Government Report: Terrorists Can Buy Stolen US Military Equipment on eBay

Posted in Terrorism | 15-Apr-08 | Author: Jim Kouri

Jim Kouri, Vice-President of the US National Association of Chiefs of Police.

Unauthorized individuals, companies, terrorist organizations, and other countries continue their attempts to obtain sensitive items related to the defense of the United States. The latest investigation into the sale of stolen military equipment points to the Internet as one place that defense-related items can be purchased, raising the possibility that some sensitive items are available to those who can afford them.

In addition to the risk that sensitive defense-related items could be used to directly harm US.service members or allies on the battlefield, these items could be disassembled and analyzed (i.e., reverse engineered) to develop countermeasures or equivalent technology.

Given the risks posed by the sale of sensitive defense-related items to the public, and the Internet's international reach and high volume of commerce, several members of the US House of Representatives asked analysts at the Government Accounting Office to launch an undercover investigation to determine whether the general public can easily purchase these items on the Internet, including on the Web sites eBay and Craigslist.

To perform this work, GAO investigators used undercover identities to pose as members of the general public, meaning that they conducted their work with names, credit cards, and contact information that could not be traced back to the GAO or other government agency. Investigators interviewed sellers where possible and referred cases to the appropriate law enforcement if further action was deemed necessary.

GAO undercover investigators found numerous defense-related items for sale to the highest bidder on both eBay and Craigslist. A review of policies and procedures for these Web sites determined that there are few safeguards to prevent the sale of sensitive and stolen defense-related items using these sites.

During the period of investigation, GAO undercover investigators were able to purchase a dozen sensitive items on eBay and Craigslist to demonstrate how easy it was to obtain them.

Many of these items were stolen from the US military. According to the Department of Defense, it considers the sensitive items GAO purchased to be on the US Munitions List, meaning that there are restrictions on their overseas sales.

However, if investigators had been members of the general public, there is a risk that they could have illegally resold these items to an international broker or transferred them overseas. GAO investigators also identified examples of US government property that was stolen and sold for a profit rather than being utilized by DOD.

For example, GAO found two civilian store owners who acted as conduits for defense-related property that was likely stolen from the military. The store owners told GAO they purchased gear from service members -- including Kevlar vests, flak jackets, and gas masks -- and sold it through eBay to the general public.

GAO investigators were also able to purchase stolen military meals, ready-to-eat (MRE) and found a robust market for stolen military MREs on eBay and Craigslist.

Advertisements for the sensitive defense-related items GAO purchased were not removed by Web site administrators, allowing investigators to buy the items. Both Web sites maintain lists of items that are prohibited from sale, including stolen items, but only eBay contains warnings related to overseas sales and the improper sale of sensitive defense-related items.

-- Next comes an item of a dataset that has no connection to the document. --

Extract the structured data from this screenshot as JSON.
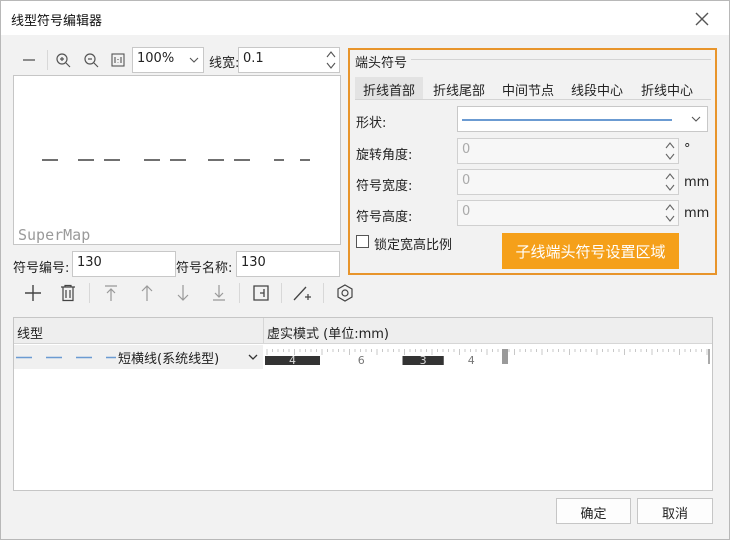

Jim Kouri, CPP is currently fifth vice-president of the National Association of Chiefs of Police and he's a staff writer for the New Media Alliance ( In addition, he's the new editor for the House Conservatives Fund's weblog. Kouri also serves as political advisor for Emmy and Golden Globe winning actor Michael Moriarty.

He's former chief at a New York City housing project in Washington Heights nicknamed "Crack City" by reporters covering the drug war in the 1980s. In addition, he served as director of public safety at a New Jersey university and director of security for several major organizations. He's also served on the National Drug Task Force and trained police and security officers throughout the country. Kouri writes for many police and security magazines including Chief of Police, Police Times, The Narc Officer and others. He's a news writer for TheConservativeVoice.Com and He's also a columnist for AmericanDaily.Com, MensNewsDaily.Com, MichNews.Com, and he's syndicated by AXcessNews.Com. He's appeared as on-air commentator for over 100 TV and radio news and talk shows including Oprah, McLaughlin Report, CNN Headline News, MTV, Fox News, etc. His book Assume The Position is available at Amazon.Com. Kouri's own website is located at